Nathan Fifield is a champion of ballet repertoire, having conducted many top ballet companies across the globe. Now we welcome him as Conductor and Presenter of our new show, An Afternoon/Night at the Ballet, in which we present a selection of works from cherished ballet scores, including Tchaikovsky’s Sleeping Beauty and Swan Lake, Delibes’ Sylvia and Saint-Saëns' Danse Macabre. Find out more about Nathan ahead of our performances with him at Northampton Royal & Derngate on Saturday 24 June, 7.30pm and The Orchard Theatre on Sunday 1 July, 3pm.
What inspired you to choose a career in music?
My mother forced me to practice the piano from age 6 to 12, I fought her the entire time with tears and tantrums. Then at a school talent show, my younger brother and I both played the piano. At 8 years old, my brother’s piano piece was much more impressive and generated far more applause than my badly played piece. I became extremely jealous and made the determination that, as the oldest child in the family, I would never again let any of my younger siblings play better than I did. I started practicing long hours and became very passionate about music. My competitiveness drove me to eventually pursue a professional career as an orchestra conductor.
What attracted you to the world of ballet music?
At age 14 I had a crush on a beautiful ballerina who attended my school. I tried to impress her by taking ballet classes (she eventually became my wife!). Although I fell in love with ballet, I was not a naturally talented dancer. I was constantly injuring myself and could not seem to point my feet properly. Then one day, while listening to a very bad pianist play for my ballet class, I thought, I bet I could do a better job than that! I quit ballet and started playing for ballet classes and absolutely loved it.
What can audiences expect from the programmes on 24 June and 1 July?
An entertaining and educational journey through the classical ballet repertoire. It is music that stands on its own even without the dance to accompany it.
Do you have any personal favourites from this selection of ballet music?
Of all the music Tchaikovsky composed, the ballet Sleeping Beauty was his favourite and I believe it is also mine. As many times as I have conducted it, I have never tired of it.
Which famous musicians do you admire? Why?
The fantastic musicians of the Royal Philharmonic Orchestra! I’m astounded at the breadth of the repertoire they play, and the quality they bring to their performances, with very little rehearsal time.
What do you like doing when not conducting?
I love to photograph historic English churches. I’ve visited over 400.

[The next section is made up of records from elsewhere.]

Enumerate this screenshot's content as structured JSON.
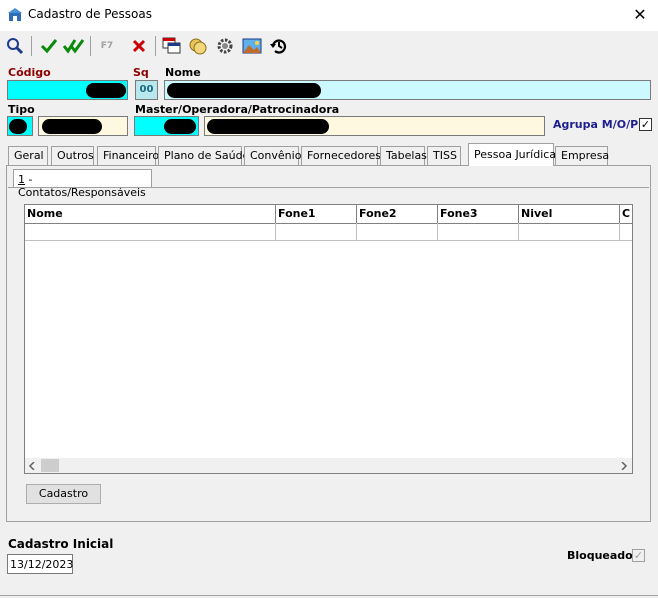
{
  "window": {
    "title": "Cadastro de Pessoas",
    "close_glyph": "✕"
  },
  "toolbar": {
    "f7_label": "F7"
  },
  "fields": {
    "codigo_label": "Código",
    "sq_label": "Sq",
    "sq_value": "00",
    "nome_label": "Nome",
    "tipo_label": "Tipo",
    "master_label": "Master/Operadora/Patrocinadora",
    "agrupa_label": "Agrupa M/O/P",
    "agrupa_checked": "✓"
  },
  "tabs": [
    "Geral",
    "Outros",
    "Financeiro",
    "Plano de Saúde",
    "Convênio",
    "Fornecedores",
    "Tabelas",
    "TISS",
    "Pessoa Jurídica",
    "Empresa"
  ],
  "subtab": {
    "hotkey": "1",
    "label": " - Contatos/Responsáveis"
  },
  "grid": {
    "columns": [
      "Nome",
      "Fone1",
      "Fone2",
      "Fone3",
      "Nivel",
      "C"
    ]
  },
  "buttons": {
    "cadastro": "Cadastro"
  },
  "footer": {
    "cadastro_inicial_label": "Cadastro Inicial",
    "cadastro_inicial_value": "13/12/2023",
    "bloqueado_label": "Bloqueado",
    "bloqueado_checked": "✓"
  },
  "colors": {
    "accent_blue": "#1e1e8c",
    "label_red": "#8b0000",
    "cyan_field": "#00ffff"
  }
}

What advice would you give any aspiring musicians?
Beyond disciplined practice, I would encourage aspiring musicians to live a full life: to embrace relationships, love, friendship, family, food, and even heartache. What meaning does music have, if it is uninspired by life?